Book on the Young Lords captures prestigious award
A book on a legendary Puerto Rican activist group that shook up Chicago and New York City in the 1960s has won the Frederick Turner Jackson Award from the Organization of American Historians.
The big picture: The Young Lords: A Radical History by Baruch College history professor Johanna Fernandez uncovers how the group organized Puerto Rican neighborhoods, held sit-ins and protests against housing conditions, created free food programs and health clinics, and pushed for political power.
- The Young Lords were the children of Puerto Ricans who migrated to the mainland from the island and faced poverty and inequality.
- The group operated like the Puerto Rican Black Panther Party and caught the attention of the FBI.
Fernandez recreated this untold chapter and often overlooked history of Latinos through interviews, archival material, oral history, and analysis.
- Her book is one of the first Frederick Turner Jackson Awards featuring a work about Puerto Ricans.
- Historians say the Young Lords helped lay the foundations for future movements like Black Lives Matter.
What they're saying: “They are the equivalent of black Twitter then, but they did it in the streets,” Fernandez said in a podcast for CUNY’s Book Beat.
Don't forget: Future journalist and talk show host Geraldo Rivera was a frequent attorney for the Young Lords.

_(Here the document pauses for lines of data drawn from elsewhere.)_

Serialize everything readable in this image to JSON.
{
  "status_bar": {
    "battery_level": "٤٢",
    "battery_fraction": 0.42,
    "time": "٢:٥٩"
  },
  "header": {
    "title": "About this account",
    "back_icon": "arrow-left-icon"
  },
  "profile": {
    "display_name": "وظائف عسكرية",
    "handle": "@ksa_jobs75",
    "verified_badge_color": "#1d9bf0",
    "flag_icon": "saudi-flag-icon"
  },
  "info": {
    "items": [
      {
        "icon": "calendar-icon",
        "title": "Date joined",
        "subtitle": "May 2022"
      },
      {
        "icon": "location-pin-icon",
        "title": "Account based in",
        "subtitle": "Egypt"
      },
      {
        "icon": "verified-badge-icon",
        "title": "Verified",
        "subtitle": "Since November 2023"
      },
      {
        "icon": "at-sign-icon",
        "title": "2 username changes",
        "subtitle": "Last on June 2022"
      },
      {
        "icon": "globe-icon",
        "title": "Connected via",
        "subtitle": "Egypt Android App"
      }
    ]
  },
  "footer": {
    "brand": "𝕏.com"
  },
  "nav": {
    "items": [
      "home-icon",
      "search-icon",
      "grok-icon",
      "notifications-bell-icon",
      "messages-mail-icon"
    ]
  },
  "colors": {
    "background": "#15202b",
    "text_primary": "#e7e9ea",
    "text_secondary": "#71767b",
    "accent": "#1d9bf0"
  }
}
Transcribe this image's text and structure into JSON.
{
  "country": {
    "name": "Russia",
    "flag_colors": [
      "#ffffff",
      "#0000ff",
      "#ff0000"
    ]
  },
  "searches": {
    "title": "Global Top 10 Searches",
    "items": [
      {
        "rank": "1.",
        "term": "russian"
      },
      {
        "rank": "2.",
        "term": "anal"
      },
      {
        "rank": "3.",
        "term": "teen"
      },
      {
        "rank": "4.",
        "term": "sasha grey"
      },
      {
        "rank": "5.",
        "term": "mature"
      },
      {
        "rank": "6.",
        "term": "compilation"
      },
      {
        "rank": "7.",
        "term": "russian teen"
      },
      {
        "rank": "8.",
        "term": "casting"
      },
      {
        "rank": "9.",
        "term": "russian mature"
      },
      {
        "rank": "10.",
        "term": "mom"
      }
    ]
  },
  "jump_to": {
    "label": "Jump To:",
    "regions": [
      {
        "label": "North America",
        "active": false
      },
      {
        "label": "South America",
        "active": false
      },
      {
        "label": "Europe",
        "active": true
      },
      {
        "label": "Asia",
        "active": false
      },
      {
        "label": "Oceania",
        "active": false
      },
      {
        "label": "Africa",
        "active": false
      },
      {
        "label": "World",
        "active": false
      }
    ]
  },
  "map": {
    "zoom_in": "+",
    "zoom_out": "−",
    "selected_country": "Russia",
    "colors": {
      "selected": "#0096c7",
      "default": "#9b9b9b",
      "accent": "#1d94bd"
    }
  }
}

- Rivera said the group was the first Puerto Rican organization that focused on the conditions in Spanish Harlem and Chicago rather than the status of the island.